### Material for the task
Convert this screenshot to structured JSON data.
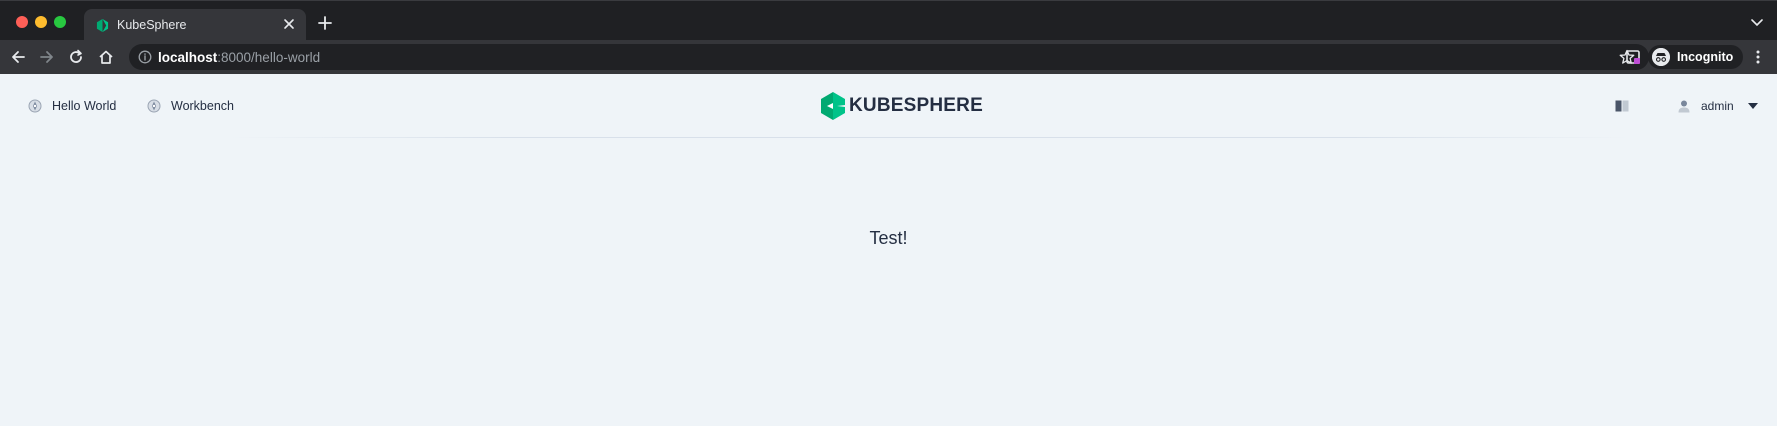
{
  "browser": {
    "tab_title": "KubeSphere",
    "url_host": "localhost",
    "url_path": ":8000/hello-world",
    "profile_label": "Incognito"
  },
  "header": {
    "nav": [
      {
        "label": "Hello World",
        "icon": "compass-icon"
      },
      {
        "label": "Workbench",
        "icon": "compass-icon"
      }
    ],
    "logo_text": "KUBESPHERE",
    "user_name": "admin"
  },
  "main": {
    "message": "Test!"
  },
  "colors": {
    "brand_green": "#00aa72",
    "text_dark": "#242e42",
    "page_bg": "#eff4f8"
  }
}
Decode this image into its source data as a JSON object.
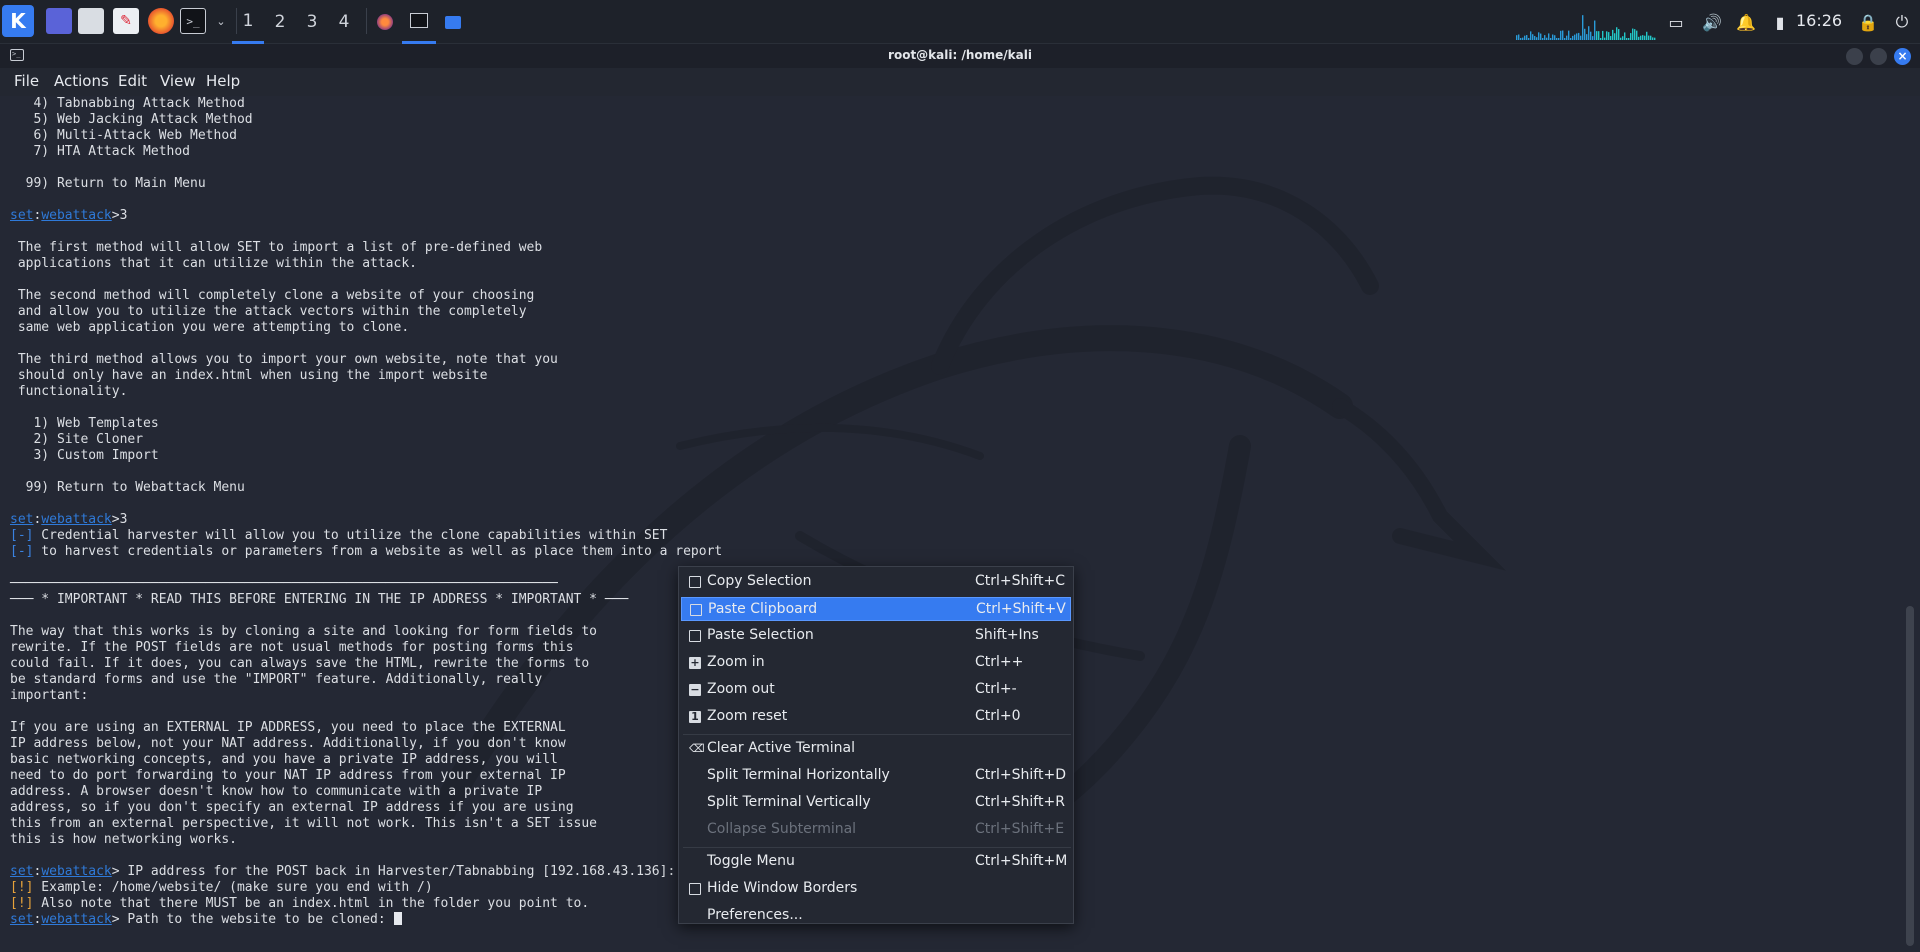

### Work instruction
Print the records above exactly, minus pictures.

### Solution for this problem
Convert this screenshot to structured JSON data.
{
  "browser": {
    "tab_title": "KubeSphere",
    "url_host": "localhost",
    "url_path": ":8000/hello-world",
    "profile_label": "Incognito"
  },
  "header": {
    "nav": [
      {
        "label": "Hello World",
        "icon": "compass-icon"
      },
      {
        "label": "Workbench",
        "icon": "compass-icon"
      }
    ],
    "logo_text": "KUBESPHERE",
    "user_name": "admin"
  },
  "main": {
    "message": "Test!"
  },
  "colors": {
    "brand_green": "#00aa72",
    "text_dark": "#242e42",
    "page_bg": "#eff4f8"
  }
}
Decode this image into its source data as a JSON object.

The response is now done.